This slideshow requires JavaScript.

Ah, well.  I suppose it’s a good reminder, at least, to not take ourselves too seriously.  As the tagline of As historias de Ed wisely observes:

Todos os dias, vivenciamos coisas diferentes. Quando com sorte, elas se nos apresentam engraçadas.


Every day, we experience different things. When lucky, they present us funny. 






  1. kellyelizabethhatley · · Reply

    I’m very new to wordpress and I’ve never commented on any platform before. I really enjoyed reading this thank you.


    1. Thank you! I’m honored that you would choose one of my posts for your first comment. WordPress is a wonderful platform, especially for free. Be sure to check out the tutorial, https://learn.wordpress.com/ I learned a lot there. Welcome!


      1. kellyelizabethhatley · · Reply

        Thank you. I will definitely start working through the tutorials. Feels like I’ve entered a whole new world.

        Liked by 1 person

  2. Susan Lukwago · · Reply

    By the way: “I was reared in the American Midwest, where we avoid meaningful conversations but are unfailingly polite.” That is not true for you … even your blog is a meaningful conversation

    Liked by 1 person

    1. Thank you. I was being a bit facetious, but the observation is generally true of my family and of many Midwesterners.


  3. Susan Lukwago · · Reply

    You made your point very well, Cate!
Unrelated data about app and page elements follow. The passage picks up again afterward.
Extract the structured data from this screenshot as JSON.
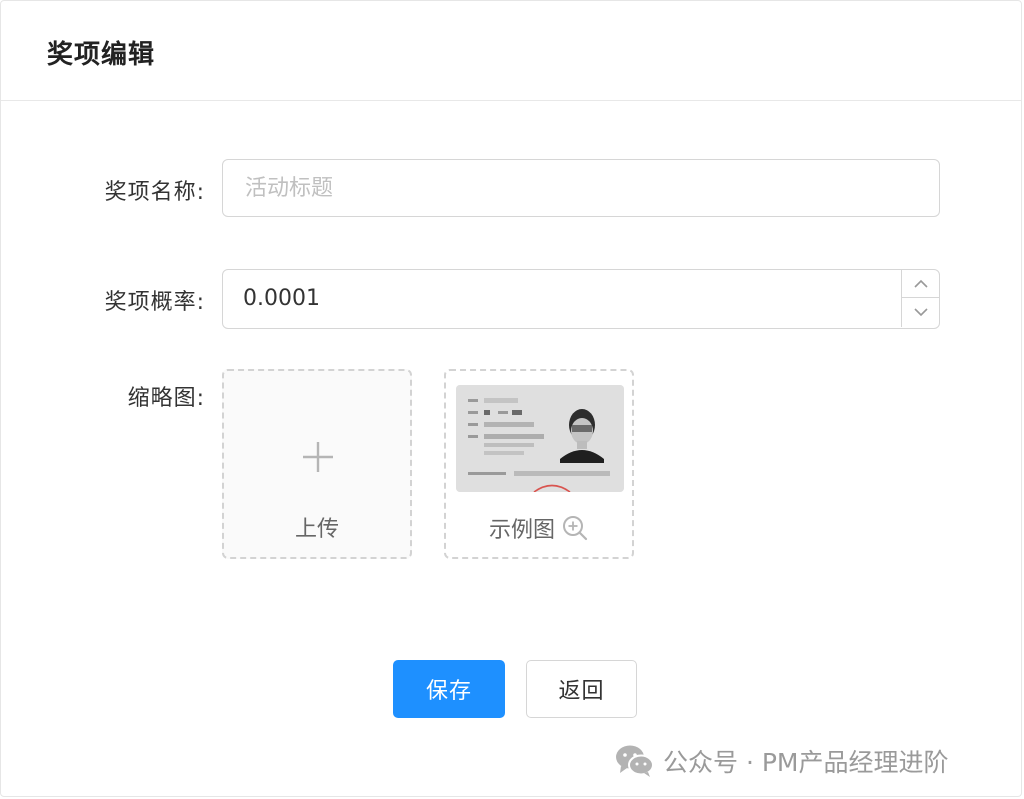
{
  "header": {
    "title": "奖项编辑"
  },
  "form": {
    "name_label": "奖项名称:",
    "name_placeholder": "活动标题",
    "name_value": "",
    "prob_label": "奖项概率:",
    "prob_value": "0.0001",
    "thumb_label": "缩略图:"
  },
  "upload": {
    "label": "上传"
  },
  "example": {
    "label": "示例图"
  },
  "actions": {
    "save_label": "保存",
    "back_label": "返回"
  },
  "watermark": {
    "text": "公众号 · PM产品经理进阶"
  },
  "colors": {
    "primary": "#1e90ff",
    "border": "#d6d6d6",
    "placeholder": "#c0c0c0",
    "watermark": "#9a9a9a"
  },
  "icons": [
    "plus-icon",
    "chevron-up-icon",
    "chevron-down-icon",
    "zoom-in-icon",
    "wechat-icon"
  ]
}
Human interpretation – which I deal with daily as I am not yet proficient in Spanish the language spoken by the majority of people I serve – is fraught with challenge: tone, humor, not judgmental inquiry … A machine trying to do that is comical before anything happens … Grateful for the funny. You put a lovely focus on the funny aspects of life. Thank you

    Liked by 2 people

    1. You’re welcome, friend. 🙂


  4. You made me “puff up” now.
    Thank you very much for being so kind. As I once said, bloggers are, more often than not, extremely kind and friendly. ❤


    1. My pleasure, truly! I am glad you did not mind that I used a post from your lovely blog as an example of Chrome’s butchery. 🙂 Thanks so much for reading and commenting.

      Liked by 2 people

Leave a Reply

Fill in your details below or click an icon to log in:

WordPress.com Logo

You are commenting using your WordPress.com account. Log Out /  Change )

Twitter picture

You are commenting using your Twitter account. Log Out /  Change )

Facebook photo

You are commenting using your Facebook account. Log Out /  Change )

Connecting to %s

%d bloggers like this: